- Opening Delimiter -

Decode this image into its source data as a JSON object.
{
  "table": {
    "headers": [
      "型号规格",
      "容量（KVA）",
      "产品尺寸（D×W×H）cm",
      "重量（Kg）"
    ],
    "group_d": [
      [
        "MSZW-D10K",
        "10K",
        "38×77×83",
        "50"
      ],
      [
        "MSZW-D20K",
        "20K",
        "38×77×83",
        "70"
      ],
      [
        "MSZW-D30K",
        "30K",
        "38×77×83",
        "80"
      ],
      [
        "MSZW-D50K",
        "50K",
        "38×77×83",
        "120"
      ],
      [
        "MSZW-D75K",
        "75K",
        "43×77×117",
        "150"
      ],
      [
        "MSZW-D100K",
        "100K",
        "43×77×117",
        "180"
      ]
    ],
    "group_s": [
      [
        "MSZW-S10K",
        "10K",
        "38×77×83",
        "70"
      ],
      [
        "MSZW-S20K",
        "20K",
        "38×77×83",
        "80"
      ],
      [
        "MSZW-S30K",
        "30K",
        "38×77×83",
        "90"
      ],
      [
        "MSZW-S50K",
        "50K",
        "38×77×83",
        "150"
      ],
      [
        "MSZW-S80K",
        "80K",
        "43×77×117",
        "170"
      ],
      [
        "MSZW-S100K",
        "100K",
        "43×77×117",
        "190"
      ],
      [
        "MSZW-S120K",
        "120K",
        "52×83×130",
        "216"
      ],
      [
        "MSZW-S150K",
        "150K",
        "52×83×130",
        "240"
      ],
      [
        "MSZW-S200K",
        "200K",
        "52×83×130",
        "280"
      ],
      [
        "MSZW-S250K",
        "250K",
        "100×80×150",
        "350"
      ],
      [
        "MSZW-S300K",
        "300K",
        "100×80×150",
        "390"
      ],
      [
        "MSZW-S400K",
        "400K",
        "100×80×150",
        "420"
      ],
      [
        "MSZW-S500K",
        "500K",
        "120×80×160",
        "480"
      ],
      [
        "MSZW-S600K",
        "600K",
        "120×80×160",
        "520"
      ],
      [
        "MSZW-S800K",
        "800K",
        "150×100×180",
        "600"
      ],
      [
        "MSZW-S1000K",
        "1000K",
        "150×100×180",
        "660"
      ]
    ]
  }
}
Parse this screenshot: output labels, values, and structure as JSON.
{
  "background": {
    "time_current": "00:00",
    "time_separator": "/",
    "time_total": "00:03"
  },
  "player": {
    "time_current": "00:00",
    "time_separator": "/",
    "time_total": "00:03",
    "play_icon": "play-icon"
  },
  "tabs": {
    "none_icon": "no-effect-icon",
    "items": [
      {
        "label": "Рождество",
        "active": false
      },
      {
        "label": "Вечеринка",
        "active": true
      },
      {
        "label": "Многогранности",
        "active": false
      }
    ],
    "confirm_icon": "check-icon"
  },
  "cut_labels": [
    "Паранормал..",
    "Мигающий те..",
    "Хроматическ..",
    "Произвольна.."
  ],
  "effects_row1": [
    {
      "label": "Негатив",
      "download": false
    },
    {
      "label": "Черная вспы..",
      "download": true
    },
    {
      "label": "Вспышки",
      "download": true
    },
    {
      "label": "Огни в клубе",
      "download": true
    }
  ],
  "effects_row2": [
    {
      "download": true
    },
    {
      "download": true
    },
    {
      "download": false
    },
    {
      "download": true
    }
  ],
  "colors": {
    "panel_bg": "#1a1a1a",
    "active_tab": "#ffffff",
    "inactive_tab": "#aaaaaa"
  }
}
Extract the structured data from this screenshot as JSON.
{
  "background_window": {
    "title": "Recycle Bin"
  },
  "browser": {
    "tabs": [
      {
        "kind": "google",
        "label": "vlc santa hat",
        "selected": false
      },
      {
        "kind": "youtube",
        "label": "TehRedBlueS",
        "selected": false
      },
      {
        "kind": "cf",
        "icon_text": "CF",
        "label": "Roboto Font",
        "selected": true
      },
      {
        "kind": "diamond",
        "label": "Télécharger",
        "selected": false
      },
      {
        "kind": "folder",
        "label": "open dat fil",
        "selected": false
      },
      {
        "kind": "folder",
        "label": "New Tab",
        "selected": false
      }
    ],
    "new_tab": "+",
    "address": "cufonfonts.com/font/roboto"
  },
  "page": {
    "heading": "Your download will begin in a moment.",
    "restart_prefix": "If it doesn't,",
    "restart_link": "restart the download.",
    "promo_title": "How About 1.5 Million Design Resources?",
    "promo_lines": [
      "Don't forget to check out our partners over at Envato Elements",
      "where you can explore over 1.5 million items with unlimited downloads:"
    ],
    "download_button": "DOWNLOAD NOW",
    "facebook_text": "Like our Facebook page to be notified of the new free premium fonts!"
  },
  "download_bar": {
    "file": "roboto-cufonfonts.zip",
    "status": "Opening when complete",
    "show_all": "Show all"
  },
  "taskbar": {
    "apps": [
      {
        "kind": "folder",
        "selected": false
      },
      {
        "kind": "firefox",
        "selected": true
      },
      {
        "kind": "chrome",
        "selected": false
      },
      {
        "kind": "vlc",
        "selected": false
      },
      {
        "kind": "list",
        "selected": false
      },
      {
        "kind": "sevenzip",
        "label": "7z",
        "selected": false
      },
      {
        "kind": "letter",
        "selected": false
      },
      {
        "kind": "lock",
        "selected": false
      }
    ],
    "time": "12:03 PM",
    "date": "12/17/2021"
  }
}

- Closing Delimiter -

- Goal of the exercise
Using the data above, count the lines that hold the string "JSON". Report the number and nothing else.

- Solution for this problem
3